Objectives: To evaluate the hypotheses that children requiring reintubation are at an increased risk of prolonged hospitalizations, congenital heart disease, and death compared with age- and disease-severity-matched control patients.

Design: Prospective decision to evaluate all children undergoing extubation over a 5-yr time interval (1997–2001) with retrospective analysis of all failed extubation patients.

Setting: A large multidisciplinary, dual-site, single-system pediatric intensive care unit caring for critically ill and injured children.

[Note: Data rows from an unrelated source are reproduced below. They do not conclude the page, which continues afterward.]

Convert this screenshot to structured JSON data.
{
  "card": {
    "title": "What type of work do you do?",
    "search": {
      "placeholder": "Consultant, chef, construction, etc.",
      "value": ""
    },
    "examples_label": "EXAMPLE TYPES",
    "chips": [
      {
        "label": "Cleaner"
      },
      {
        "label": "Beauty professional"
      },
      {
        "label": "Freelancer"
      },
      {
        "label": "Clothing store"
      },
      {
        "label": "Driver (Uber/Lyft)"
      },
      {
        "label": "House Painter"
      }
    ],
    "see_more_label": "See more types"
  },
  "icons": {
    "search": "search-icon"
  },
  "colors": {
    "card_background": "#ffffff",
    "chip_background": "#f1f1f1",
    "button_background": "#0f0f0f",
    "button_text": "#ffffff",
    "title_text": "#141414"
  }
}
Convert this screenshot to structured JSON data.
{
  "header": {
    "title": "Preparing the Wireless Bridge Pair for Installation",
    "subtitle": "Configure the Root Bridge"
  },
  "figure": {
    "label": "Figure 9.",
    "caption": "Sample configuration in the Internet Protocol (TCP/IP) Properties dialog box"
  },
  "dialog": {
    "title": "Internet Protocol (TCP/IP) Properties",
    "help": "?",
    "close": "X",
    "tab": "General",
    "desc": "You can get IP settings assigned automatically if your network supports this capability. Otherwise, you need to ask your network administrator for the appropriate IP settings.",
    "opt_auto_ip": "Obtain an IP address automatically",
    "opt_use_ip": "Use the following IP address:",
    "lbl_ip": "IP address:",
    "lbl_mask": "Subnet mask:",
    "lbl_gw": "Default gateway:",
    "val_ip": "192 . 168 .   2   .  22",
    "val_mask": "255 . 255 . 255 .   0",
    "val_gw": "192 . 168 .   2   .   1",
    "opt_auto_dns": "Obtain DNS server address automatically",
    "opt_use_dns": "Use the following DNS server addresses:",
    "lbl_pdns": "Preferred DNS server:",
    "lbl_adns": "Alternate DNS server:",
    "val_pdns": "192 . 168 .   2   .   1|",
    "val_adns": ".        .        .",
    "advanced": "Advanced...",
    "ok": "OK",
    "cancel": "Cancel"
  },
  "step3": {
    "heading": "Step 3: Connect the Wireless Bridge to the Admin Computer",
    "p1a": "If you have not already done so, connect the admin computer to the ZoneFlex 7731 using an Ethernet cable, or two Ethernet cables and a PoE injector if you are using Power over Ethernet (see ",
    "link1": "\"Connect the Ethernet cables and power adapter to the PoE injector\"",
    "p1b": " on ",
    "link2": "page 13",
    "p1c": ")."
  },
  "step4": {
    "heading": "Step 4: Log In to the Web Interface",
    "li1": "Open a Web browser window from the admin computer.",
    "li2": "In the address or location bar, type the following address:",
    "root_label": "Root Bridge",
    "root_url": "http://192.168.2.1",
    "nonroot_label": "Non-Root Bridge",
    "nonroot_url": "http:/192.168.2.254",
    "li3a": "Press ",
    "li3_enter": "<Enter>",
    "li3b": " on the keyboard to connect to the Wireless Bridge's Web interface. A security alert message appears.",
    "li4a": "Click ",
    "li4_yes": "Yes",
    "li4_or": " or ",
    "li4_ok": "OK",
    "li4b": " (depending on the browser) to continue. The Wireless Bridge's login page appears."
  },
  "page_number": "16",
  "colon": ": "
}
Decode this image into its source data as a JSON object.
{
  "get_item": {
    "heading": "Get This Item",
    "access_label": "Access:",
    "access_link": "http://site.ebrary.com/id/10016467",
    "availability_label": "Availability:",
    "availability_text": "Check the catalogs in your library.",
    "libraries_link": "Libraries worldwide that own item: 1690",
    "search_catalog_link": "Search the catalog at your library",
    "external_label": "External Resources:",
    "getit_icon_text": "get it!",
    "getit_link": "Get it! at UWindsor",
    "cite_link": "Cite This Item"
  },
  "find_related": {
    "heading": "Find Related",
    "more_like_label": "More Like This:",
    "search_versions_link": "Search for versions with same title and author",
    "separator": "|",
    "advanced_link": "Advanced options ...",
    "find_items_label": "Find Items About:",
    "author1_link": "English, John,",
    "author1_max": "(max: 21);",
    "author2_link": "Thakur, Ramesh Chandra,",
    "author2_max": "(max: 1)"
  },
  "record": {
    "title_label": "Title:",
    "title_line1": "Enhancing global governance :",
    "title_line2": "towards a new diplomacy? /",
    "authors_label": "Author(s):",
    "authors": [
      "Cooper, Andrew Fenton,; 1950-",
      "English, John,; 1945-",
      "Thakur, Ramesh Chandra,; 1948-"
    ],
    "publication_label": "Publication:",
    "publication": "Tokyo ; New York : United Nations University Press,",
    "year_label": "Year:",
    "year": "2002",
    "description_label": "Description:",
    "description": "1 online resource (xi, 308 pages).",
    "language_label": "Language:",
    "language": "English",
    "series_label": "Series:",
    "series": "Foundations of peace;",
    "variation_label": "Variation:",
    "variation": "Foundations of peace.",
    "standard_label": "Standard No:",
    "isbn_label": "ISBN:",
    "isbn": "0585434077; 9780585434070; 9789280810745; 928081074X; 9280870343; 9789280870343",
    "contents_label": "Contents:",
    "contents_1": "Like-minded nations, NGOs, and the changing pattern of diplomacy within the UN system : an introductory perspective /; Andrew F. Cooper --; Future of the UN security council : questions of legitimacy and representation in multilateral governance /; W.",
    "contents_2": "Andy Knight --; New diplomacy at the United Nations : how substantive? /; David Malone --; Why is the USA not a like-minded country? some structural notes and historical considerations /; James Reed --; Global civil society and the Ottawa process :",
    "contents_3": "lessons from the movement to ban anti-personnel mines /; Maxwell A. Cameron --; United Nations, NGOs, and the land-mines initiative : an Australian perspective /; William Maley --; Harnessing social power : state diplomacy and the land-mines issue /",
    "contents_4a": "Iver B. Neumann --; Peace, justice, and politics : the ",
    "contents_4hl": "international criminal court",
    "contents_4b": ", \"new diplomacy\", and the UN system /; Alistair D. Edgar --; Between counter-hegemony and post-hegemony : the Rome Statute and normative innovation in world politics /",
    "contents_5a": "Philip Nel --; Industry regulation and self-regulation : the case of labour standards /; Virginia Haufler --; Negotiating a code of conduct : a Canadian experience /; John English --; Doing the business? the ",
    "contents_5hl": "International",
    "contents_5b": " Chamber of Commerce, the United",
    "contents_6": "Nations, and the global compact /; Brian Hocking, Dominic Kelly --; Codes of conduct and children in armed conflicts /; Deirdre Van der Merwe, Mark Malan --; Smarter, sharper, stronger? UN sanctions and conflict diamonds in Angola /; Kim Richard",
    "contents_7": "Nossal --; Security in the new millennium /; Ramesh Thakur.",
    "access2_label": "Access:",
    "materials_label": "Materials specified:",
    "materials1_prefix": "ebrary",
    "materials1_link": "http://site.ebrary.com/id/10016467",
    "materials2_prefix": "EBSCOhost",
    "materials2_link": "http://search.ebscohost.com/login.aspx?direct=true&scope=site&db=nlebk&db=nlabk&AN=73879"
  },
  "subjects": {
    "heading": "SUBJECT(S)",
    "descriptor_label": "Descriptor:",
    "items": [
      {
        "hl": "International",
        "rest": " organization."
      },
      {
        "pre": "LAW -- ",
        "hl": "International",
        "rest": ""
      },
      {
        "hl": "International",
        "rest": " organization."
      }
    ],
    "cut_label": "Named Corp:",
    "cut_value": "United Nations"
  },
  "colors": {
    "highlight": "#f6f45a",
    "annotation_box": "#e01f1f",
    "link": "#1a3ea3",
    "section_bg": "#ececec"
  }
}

Patients: All children intubated and ventilated during the study period (1997–2001).

Interventions: None.

Measurements and Main Results: Failed extubation was defined as the unanticipated requirement to replace an endotracheal tube within 48 hrs of extubation. One hundred thirty children of 3,193 pediatric intensive care unit patients failed extubation (4.1%). The median age of children who failed extubation was 6.5 months, compared with a median age of 21.3 months in the control population. The median age of failed extubation in children with cardiac disease was 9.3 months. Failed extubation patients had lengthier hospital and pediatric intensive care unit stays, longer duration of mechanical ventilation, and a higher rate of tracheostomy placement than nonfailed extubation patients (p < .001). Children with congenital heart disease who failed extubation had the longest duration of hospitalization (40.0 ± 5.4 days). Conversely, cardiac patients who did not fail extubation had the shortest length of stay (11.2 ± 0.4 days).

Conclusions: In the present trial, 4.1% of mechanically ventilated children failed extubation. Pediatric intensive care unit patients with failed extubation have longer hospital, pediatric intensive care unit, and ventilator courses but are not at increased risk of death relative to nonfailed extubation patients.

From the Division of Pediatric Critical Care Medicine, Children’s Hospitals and Clinics, Minneapolis and St. Paul, MN (SDB, WBW, SCK); and the Division of Pediatric Pulmonary and Critical Care Medicine, University of Minnesota School of Medicine, Minneapolis, MN (DNC).

Supported, in part, by the Westin Wood Respiratory Research Fund, Children’s Hospitals and Clinics, Minneapolis, MN.

Address requests for reprints to: Steven D. Baisch, MD, Children’s Respiratory & Critical Care Specialists, PA, 2545 Chicago Avenue South, Suite 617, Minneapolis, MN 55404.

©2005The Society of Critical Care Medicine and the World Federation of Pediatric Intensive and Critical Care Societies